#### EXERCISE DETAILS
The full set of entries below needs to be written out exactly.
Top of RECORD SET
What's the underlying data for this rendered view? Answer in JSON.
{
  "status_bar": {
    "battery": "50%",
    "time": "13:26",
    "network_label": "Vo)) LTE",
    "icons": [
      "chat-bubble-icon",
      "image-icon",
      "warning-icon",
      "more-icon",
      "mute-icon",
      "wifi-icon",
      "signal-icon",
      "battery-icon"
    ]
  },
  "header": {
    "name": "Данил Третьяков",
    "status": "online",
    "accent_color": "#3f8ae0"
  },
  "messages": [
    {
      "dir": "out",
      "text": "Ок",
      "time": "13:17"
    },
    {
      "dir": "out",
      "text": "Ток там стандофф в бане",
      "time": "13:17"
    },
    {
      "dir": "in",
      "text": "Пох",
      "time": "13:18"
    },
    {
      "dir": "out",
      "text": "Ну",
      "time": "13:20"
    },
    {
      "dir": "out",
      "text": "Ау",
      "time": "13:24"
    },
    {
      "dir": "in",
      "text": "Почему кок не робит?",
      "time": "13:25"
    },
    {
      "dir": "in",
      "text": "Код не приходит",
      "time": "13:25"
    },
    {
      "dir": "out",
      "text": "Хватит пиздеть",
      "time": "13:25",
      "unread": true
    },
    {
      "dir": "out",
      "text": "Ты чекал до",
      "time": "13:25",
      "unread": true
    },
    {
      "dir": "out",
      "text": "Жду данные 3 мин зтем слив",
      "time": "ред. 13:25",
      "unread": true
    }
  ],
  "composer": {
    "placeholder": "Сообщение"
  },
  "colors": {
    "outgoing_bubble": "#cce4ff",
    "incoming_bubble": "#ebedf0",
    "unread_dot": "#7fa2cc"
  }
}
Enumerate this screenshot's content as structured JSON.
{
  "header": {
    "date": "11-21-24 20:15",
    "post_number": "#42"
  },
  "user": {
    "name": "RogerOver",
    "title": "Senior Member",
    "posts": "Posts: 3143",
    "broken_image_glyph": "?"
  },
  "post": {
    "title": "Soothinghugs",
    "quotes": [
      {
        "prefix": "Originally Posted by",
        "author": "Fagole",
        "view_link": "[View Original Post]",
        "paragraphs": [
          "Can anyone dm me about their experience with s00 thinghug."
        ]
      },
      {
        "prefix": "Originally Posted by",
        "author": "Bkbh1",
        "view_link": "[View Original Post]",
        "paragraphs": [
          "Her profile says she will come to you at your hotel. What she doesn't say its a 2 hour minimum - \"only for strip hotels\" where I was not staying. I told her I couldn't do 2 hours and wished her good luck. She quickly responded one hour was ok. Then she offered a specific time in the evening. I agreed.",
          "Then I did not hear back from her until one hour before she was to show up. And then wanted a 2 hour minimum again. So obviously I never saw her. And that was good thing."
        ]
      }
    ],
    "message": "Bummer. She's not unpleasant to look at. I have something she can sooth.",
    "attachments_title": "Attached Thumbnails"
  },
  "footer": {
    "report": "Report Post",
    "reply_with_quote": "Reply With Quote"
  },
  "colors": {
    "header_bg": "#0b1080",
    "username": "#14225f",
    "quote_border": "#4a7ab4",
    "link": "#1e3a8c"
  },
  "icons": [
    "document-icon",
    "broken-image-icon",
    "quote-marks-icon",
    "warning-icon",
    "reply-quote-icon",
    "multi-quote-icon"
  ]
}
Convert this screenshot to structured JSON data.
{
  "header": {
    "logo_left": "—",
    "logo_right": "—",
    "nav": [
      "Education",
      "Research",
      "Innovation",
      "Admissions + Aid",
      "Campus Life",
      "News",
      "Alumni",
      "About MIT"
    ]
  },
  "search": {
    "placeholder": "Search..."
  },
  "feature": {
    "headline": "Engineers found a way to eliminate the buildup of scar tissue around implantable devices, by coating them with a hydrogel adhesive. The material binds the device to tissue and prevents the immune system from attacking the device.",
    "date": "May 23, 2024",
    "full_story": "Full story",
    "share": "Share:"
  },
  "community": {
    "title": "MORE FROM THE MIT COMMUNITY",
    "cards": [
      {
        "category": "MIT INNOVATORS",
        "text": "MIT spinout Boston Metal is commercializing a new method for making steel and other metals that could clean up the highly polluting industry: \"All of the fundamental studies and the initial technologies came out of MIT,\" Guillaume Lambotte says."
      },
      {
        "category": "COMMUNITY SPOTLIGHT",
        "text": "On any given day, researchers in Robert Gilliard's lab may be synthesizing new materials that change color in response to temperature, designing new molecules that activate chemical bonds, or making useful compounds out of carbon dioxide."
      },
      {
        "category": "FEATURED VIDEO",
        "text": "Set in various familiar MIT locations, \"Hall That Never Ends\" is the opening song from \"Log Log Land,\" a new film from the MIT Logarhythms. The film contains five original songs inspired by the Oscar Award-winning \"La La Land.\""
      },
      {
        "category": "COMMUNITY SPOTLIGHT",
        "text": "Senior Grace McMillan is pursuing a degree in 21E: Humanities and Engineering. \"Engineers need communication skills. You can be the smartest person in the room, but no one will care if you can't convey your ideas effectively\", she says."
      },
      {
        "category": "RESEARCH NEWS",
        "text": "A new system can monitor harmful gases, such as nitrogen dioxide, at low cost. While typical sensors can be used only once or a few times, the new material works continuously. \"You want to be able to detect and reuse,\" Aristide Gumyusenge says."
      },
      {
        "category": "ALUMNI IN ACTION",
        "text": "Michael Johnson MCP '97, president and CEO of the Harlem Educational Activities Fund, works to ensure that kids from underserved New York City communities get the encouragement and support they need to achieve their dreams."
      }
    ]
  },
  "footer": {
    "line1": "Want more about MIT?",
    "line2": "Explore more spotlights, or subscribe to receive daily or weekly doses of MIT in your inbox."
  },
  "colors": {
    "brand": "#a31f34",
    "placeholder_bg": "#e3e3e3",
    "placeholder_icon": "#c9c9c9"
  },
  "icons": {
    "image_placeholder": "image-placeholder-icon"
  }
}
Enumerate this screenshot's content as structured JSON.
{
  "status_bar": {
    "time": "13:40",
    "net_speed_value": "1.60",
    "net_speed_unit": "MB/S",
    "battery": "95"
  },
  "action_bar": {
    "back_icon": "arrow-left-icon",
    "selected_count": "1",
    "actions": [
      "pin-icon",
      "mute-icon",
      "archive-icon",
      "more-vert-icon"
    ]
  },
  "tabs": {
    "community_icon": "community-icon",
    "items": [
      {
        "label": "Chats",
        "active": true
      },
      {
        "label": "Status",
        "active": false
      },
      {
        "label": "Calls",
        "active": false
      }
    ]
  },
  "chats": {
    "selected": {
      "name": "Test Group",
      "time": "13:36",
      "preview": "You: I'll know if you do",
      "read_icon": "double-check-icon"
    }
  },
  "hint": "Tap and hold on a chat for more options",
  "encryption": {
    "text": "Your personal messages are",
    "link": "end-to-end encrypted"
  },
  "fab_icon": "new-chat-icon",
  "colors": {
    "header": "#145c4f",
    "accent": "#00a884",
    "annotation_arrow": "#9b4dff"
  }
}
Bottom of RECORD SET
#### RESPONSE BELOW
What's the underlying data for this rendered view? Answer in JSON.
{
  "status_bar": {
    "battery": "50%",
    "time": "13:26",
    "network_label": "Vo)) LTE",
    "icons": [
      "chat-bubble-icon",
      "image-icon",
      "warning-icon",
      "more-icon",
      "mute-icon",
      "wifi-icon",
      "signal-icon",
      "battery-icon"
    ]
  },
  "header": {
    "name": "Данил Третьяков",
    "status": "online",
    "accent_color": "#3f8ae0"
  },
  "messages": [
    {
      "dir": "out",
      "text": "Ок",
      "time": "13:17"
    },
    {
      "dir": "out",
      "text": "Ток там стандофф в бане",
      "time": "13:17"
    },
    {
      "dir": "in",
      "text": "Пох",
      "time": "13:18"
    },
    {
      "dir": "out",
      "text": "Ну",
      "time": "13:20"
    },
    {
      "dir": "out",
      "text": "Ау",
      "time": "13:24"
    },
    {
      "dir": "in",
      "text": "Почему кок не робит?",
      "time": "13:25"
    },
    {
      "dir": "in",
      "text": "Код не приходит",
      "time": "13:25"
    },
    {
      "dir": "out",
      "text": "Хватит пиздеть",
      "time": "13:25",
      "unread": true
    },
    {
      "dir": "out",
      "text": "Ты чекал до",
      "time": "13:25",
      "unread": true
    },
    {
      "dir": "out",
      "text": "Жду данные 3 мин зтем слив",
      "time": "ред. 13:25",
      "unread": true
    }
  ],
  "composer": {
    "placeholder": "Сообщение"
  },
  "colors": {
    "outgoing_bubble": "#cce4ff",
    "incoming_bubble": "#ebedf0",
    "unread_dot": "#7fa2cc"
  }
}
Enumerate this screenshot's content as structured JSON.
{
  "header": {
    "date": "11-21-24 20:15",
    "post_number": "#42"
  },
  "user": {
    "name": "RogerOver",
    "title": "Senior Member",
    "posts": "Posts: 3143",
    "broken_image_glyph": "?"
  },
  "post": {
    "title": "Soothinghugs",
    "quotes": [
      {
        "prefix": "Originally Posted by",
        "author": "Fagole",
        "view_link": "[View Original Post]",
        "paragraphs": [
          "Can anyone dm me about their experience with s00 thinghug."
        ]
      },
      {
        "prefix": "Originally Posted by",
        "author": "Bkbh1",
        "view_link": "[View Original Post]",
        "paragraphs": [
          "Her profile says she will come to you at your hotel. What she doesn't say its a 2 hour minimum - \"only for strip hotels\" where I was not staying. I told her I couldn't do 2 hours and wished her good luck. She quickly responded one hour was ok. Then she offered a specific time in the evening. I agreed.",
          "Then I did not hear back from her until one hour before she was to show up. And then wanted a 2 hour minimum again. So obviously I never saw her. And that was good thing."
        ]
      }
    ],
    "message": "Bummer. She's not unpleasant to look at. I have something she can sooth.",
    "attachments_title": "Attached Thumbnails"
  },
  "footer": {
    "report": "Report Post",
    "reply_with_quote": "Reply With Quote"
  },
  "colors": {
    "header_bg": "#0b1080",
    "username": "#14225f",
    "quote_border": "#4a7ab4",
    "link": "#1e3a8c"
  },
  "icons": [
    "document-icon",
    "broken-image-icon",
    "quote-marks-icon",
    "warning-icon",
    "reply-quote-icon",
    "multi-quote-icon"
  ]
}
Convert this screenshot to structured JSON data.
{
  "header": {
    "logo_left": "—",
    "logo_right": "—",
    "nav": [
      "Education",
      "Research",
      "Innovation",
      "Admissions + Aid",
      "Campus Life",
      "News",
      "Alumni",
      "About MIT"
    ]
  },
  "search": {
    "placeholder": "Search..."
  },
  "feature": {
    "headline": "Engineers found a way to eliminate the buildup of scar tissue around implantable devices, by coating them with a hydrogel adhesive. The material binds the device to tissue and prevents the immune system from attacking the device.",
    "date": "May 23, 2024",
    "full_story": "Full story",
    "share": "Share:"
  },
  "community": {
    "title": "MORE FROM THE MIT COMMUNITY",
    "cards": [
      {
        "category": "MIT INNOVATORS",
        "text": "MIT spinout Boston Metal is commercializing a new method for making steel and other metals that could clean up the highly polluting industry: \"All of the fundamental studies and the initial technologies came out of MIT,\" Guillaume Lambotte says."
      },
      {
        "category": "COMMUNITY SPOTLIGHT",
        "text": "On any given day, researchers in Robert Gilliard's lab may be synthesizing new materials that change color in response to temperature, designing new molecules that activate chemical bonds, or making useful compounds out of carbon dioxide."
      },
      {
        "category": "FEATURED VIDEO",
        "text": "Set in various familiar MIT locations, \"Hall That Never Ends\" is the opening song from \"Log Log Land,\" a new film from the MIT Logarhythms. The film contains five original songs inspired by the Oscar Award-winning \"La La Land.\""
      },
      {
        "category": "COMMUNITY SPOTLIGHT",
        "text": "Senior Grace McMillan is pursuing a degree in 21E: Humanities and Engineering. \"Engineers need communication skills. You can be the smartest person in the room, but no one will care if you can't convey your ideas effectively\", she says."
      },
      {
        "category": "RESEARCH NEWS",
        "text": "A new system can monitor harmful gases, such as nitrogen dioxide, at low cost. While typical sensors can be used only once or a few times, the new material works continuously. \"You want to be able to detect and reuse,\" Aristide Gumyusenge says."
      },
      {
        "category": "ALUMNI IN ACTION",
        "text": "Michael Johnson MCP '97, president and CEO of the Harlem Educational Activities Fund, works to ensure that kids from underserved New York City communities get the encouragement and support they need to achieve their dreams."
      }
    ]
  },
  "footer": {
    "line1": "Want more about MIT?",
    "line2": "Explore more spotlights, or subscribe to receive daily or weekly doses of MIT in your inbox."
  },
  "colors": {
    "brand": "#a31f34",
    "placeholder_bg": "#e3e3e3",
    "placeholder_icon": "#c9c9c9"
  },
  "icons": {
    "image_placeholder": "image-placeholder-icon"
  }
}
Enumerate this screenshot's content as structured JSON.
{
  "status_bar": {
    "time": "13:40",
    "net_speed_value": "1.60",
    "net_speed_unit": "MB/S",
    "battery": "95"
  },
  "action_bar": {
    "back_icon": "arrow-left-icon",
    "selected_count": "1",
    "actions": [
      "pin-icon",
      "mute-icon",
      "archive-icon",
      "more-vert-icon"
    ]
  },
  "tabs": {
    "community_icon": "community-icon",
    "items": [
      {
        "label": "Chats",
        "active": true
      },
      {
        "label": "Status",
        "active": false
      },
      {
        "label": "Calls",
        "active": false
      }
    ]
  },
  "chats": {
    "selected": {
      "name": "Test Group",
      "time": "13:36",
      "preview": "You: I'll know if you do",
      "read_icon": "double-check-icon"
    }
  },
  "hint": "Tap and hold on a chat for more options",
  "encryption": {
    "text": "Your personal messages are",
    "link": "end-to-end encrypted"
  },
  "fab_icon": "new-chat-icon",
  "colors": {
    "header": "#145c4f",
    "accent": "#00a884",
    "annotation_arrow": "#9b4dff"
  }
}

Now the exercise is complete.